Race 1 Piper PA-28R-235B Arrow engine failure on return after completion of Leg One.
Start line action, Day One
At 10.00 Robin waved Dieter Bock and Dale de Klerk in race #10 Lancair Legacy ZU-DBC with a starting handicap of 218.56 off and the race was on. Dieter and Dale eventually finished in 17th place with an average speed of 224.78 knots. On day one the fastest aircraft started first, one following the other at 30 second intervals.
Following them were Mike Howell and Gerhard van der Westhuizen in the Race # 7 Glasair III ZS-WBT at 216.28. The Glasair did not compete in the second leg. Next was the first of the twins, Race #45 the Beech BE58 ZS-KCS off 198.64 crewed by Mario Febbraio and Eric Addison handicapped 198.64 who finished 9th overall.
Fourth of the starting line was Race 42 the Cirrus SR22 ZS-JIE crewed by Alex Dyason and Johan van der Hoven with a starting handicap of 186.94. They finished in third place overall.
Fifth was Race # 15 the Ravin 500 piloted by Calle Hedberg and navigator Mike Visagie handicapped at 182.45 who finished 36th overall.
On Saturday morning the last aircraft to finish leg 1 started in first place followed at an interval determined by the handicap time of the next Saturday's leg was more complicated. Fortunately there were no incidents.
Starting line-up Race Day Two
The 2nd race day Saturday is the day when the objective is to stagger the flight starts from the slowest to fastest aircraft to achieve a simultaneous finish of the whole field to be over the finish line at exactly 13h00, that is of course if everybody flies a perfect race speed and distance. Weather conditions on day 2 were similar to day one with a Westerly wind increasing during the day, the course this time in the figure of a bow tie with a crossover close to the airfield, with the first bow towards the south and the second bow to the north east.

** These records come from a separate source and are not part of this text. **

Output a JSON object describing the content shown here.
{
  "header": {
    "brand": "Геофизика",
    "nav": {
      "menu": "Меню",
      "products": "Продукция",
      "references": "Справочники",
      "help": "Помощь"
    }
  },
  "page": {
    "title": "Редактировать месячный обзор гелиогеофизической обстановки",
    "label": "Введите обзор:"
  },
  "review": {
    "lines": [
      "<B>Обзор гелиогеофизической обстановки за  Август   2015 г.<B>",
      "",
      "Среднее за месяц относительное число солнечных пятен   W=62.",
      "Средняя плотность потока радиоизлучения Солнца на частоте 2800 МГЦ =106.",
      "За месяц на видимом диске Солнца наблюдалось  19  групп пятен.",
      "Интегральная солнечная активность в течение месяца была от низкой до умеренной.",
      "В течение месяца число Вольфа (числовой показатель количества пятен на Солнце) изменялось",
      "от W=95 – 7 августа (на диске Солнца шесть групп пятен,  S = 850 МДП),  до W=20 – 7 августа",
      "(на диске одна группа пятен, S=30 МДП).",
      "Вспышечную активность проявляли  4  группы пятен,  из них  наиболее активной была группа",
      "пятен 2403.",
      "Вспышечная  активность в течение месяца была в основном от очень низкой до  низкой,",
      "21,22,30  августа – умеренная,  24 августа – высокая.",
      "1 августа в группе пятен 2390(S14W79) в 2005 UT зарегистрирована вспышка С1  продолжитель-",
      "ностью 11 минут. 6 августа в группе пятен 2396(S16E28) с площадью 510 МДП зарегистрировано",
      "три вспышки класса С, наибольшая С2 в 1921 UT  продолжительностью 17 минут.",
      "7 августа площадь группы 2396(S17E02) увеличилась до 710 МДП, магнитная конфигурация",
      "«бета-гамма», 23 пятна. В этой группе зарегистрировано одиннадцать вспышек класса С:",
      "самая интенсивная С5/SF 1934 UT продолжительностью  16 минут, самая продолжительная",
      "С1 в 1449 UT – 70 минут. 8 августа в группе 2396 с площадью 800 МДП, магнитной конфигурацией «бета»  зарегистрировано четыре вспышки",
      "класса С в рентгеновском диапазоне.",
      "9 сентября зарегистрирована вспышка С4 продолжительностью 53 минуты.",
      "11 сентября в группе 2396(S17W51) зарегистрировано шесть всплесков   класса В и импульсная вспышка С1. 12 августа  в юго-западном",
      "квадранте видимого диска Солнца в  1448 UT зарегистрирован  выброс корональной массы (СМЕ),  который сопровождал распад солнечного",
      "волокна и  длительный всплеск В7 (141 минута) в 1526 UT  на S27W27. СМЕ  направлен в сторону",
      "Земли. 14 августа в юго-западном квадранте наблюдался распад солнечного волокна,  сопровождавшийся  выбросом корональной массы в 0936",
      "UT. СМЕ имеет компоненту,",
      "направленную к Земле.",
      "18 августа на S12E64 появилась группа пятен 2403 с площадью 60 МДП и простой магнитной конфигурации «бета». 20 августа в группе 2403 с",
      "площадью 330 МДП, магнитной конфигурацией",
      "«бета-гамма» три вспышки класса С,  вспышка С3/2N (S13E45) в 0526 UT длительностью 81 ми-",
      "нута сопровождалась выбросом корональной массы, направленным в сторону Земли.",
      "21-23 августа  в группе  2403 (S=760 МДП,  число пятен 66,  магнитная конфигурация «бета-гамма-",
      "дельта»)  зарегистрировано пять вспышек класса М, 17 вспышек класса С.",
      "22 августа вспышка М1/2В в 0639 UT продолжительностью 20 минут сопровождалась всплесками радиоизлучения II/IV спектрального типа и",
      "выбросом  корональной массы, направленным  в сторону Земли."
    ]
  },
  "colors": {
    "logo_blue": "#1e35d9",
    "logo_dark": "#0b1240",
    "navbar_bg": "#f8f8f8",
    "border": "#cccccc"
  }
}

It was an easier course as it had no major altitude changes and mountainous terrain to contend with.
The first take-off was around 10h40 and is an interesting spectacle to observe from the ground as some groups of competitors with similar handicaps were taking off within 10 - 15 seconds of each other, quite a sight to see more than 6 aircraft in line behind each other climbing out. As the flights progressed a live tracking screen was set-up in the briefing hangar for some spectators to watch around 6 competitors who had their smartphones recording their flight's progress, particularly interesting was to see when they were closing in to the crossover point and then going outside to see them come past.
Although the livetrack is in its infancy and very dependent on good cell reception and fast internet for the ground station, it has promise to give better spectator value. As 13h00 came the first competitor across the line was a Cessna 180 ZS-NEH followed by a Cirrus ZS-PFD, although once the scoring was done, the Cirrus was declared the winner with the C180 second with only 3 seconds separating them. The first 30 aircraft were over the line within the first 10 minutes. For the second day, no incidents were reported, and overall a good race result.
A selection of some of the other competing aircraft
However, arriving first does not necessarily means that one is the winner. That decision ultimately rests with the judges who had to scrutinise the logger tracks. The names of were only revealed at a lavish awards ceremony held in a marquee at the field.
1st Place Victor Coreia and Derek Bird Bird. Photo Cheryl Smit
2nd Place Mark Dethian and Werner Hattingh. Photo Cheryl Smit
3rd Place Alan Dyason and Johan van der Hoven. Photo Cheryl Smit
4th place Mike Finch and Sandy Bayne
5th Place Arthur de Kock and Freddie van Rooyen
The PTAR is the premium event South African Power Flying Association event of the year. Unfortunately this year it did not draw the numbers like it did in previous years.